John relates that Ted "learned more than 50 dances while traveling through Greece in the 1960s and 70s. We both learned many dances in San Francisco at John Skow's Studio. The classes there were taught by Johnny Pappas. There were many people who taught at the taverna. For example, Ruth Browns taught Israeli dancing and Bora Özkök taught Turkish dancing."
Richard Vincent wrote that Ted learned his Greek dancing from Dora Stratou in Athens. He took it up after quitting as a school teacher. He was a good dance teacher and he had the perfect personality to run a place like Aitos. Aitos was a unique place and Richard had many fond memories of it. During the mid-1970s, it was jumping Tuesday, Friday, and Saturday nights. Everyone danced to exhaustion. "No tension, no pretension," someone said, and that was exactly right. Sometimes, some dancers from The Intersection, a Los Angeles folk dance coffeehouse, would come in. What a party! Then, almost overnight, it died out. Nobody came anymore. It was like losing a brother; it couldn't be replaced. After Aitos (which means "eagle") went under, Ted opened a little deli across from the sugar factory in Crockett, California, called Sugar Mill Inn. Richard last saw Ted there in about 1981.
In 1981, Dick Oakes and Diki Shields planned a Holiday Weekend from December 7 to December 9 in Idyllwild. Headline teachers were Ted Sofios (Village Greek) and John Sofios (Tavern Greek).
Ted Sofios was born on March 14, 1931. He passed away in 1997.
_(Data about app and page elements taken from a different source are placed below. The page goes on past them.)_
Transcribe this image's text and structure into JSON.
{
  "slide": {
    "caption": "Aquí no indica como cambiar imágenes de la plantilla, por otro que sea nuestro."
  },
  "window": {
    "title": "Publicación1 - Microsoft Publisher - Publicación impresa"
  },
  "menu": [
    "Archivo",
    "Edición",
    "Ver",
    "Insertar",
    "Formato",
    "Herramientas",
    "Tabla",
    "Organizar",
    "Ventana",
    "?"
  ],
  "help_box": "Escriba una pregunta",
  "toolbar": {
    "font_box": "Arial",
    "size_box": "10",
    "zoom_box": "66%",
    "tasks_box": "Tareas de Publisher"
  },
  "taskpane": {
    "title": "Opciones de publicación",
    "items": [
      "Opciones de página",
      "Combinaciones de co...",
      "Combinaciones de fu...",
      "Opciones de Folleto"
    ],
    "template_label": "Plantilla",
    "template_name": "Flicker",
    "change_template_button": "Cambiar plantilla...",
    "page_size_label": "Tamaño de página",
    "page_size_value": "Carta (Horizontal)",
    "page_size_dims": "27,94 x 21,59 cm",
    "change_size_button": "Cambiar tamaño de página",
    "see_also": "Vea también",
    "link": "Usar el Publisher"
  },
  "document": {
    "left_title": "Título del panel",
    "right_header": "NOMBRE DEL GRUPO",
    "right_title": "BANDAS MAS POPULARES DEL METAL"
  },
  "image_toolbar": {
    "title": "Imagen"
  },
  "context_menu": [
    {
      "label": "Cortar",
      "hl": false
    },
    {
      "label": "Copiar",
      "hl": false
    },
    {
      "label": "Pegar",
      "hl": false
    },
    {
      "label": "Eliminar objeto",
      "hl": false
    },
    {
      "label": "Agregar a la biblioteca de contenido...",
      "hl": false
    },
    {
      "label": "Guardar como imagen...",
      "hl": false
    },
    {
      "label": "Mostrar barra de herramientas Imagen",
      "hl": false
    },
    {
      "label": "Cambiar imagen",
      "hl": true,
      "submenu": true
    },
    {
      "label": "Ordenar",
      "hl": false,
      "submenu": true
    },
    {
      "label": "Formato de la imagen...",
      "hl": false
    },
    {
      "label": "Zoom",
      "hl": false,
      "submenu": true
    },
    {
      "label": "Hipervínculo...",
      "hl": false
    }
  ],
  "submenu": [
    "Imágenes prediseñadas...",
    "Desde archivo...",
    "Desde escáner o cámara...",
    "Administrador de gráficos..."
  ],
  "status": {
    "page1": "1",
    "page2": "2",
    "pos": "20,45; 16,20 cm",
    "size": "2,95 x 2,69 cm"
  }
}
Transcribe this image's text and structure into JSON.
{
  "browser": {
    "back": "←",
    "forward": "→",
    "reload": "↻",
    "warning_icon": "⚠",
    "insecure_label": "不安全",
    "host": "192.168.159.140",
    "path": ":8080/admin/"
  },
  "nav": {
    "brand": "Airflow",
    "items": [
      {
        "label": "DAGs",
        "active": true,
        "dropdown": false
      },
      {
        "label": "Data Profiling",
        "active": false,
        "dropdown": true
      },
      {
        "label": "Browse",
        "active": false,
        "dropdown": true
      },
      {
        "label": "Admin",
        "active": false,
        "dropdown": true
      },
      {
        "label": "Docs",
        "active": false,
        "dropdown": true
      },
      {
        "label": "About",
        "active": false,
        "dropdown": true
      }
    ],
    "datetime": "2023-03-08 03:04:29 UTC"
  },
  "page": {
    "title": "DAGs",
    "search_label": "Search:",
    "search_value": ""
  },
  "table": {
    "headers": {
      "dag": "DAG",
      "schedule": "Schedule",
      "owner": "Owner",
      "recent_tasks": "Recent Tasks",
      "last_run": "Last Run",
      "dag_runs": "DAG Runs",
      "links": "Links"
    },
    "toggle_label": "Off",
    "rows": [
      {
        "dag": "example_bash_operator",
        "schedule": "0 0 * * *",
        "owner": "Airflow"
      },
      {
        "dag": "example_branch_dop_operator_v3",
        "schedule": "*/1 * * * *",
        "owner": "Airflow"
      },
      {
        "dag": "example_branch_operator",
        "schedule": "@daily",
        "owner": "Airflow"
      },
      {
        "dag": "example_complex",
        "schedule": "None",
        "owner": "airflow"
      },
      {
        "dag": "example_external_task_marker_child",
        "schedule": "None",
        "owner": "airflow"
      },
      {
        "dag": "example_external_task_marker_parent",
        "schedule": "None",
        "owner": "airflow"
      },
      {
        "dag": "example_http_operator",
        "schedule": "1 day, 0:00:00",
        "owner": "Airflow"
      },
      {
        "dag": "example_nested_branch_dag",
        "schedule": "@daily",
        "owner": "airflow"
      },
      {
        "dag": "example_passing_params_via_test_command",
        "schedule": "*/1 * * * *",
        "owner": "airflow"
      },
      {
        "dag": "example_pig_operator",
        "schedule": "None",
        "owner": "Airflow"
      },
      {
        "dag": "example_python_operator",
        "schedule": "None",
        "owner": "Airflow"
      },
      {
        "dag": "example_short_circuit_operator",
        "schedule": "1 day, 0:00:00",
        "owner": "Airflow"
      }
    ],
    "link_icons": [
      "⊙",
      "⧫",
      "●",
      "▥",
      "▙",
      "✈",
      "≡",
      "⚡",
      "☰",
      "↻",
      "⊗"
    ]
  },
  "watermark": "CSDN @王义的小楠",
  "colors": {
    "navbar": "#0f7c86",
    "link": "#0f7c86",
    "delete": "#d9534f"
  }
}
Dances Ted taught included Beratis, Cerigotikos, Kastorianos, Kastrinos, Leventikos, Makedonikos Horos Konstandinou, Mermingas Kefallinias (Koutso-Stamatistos), O Yatros, Pidkhtos Epirou, Seranitsa, Sitiakos, and Tik.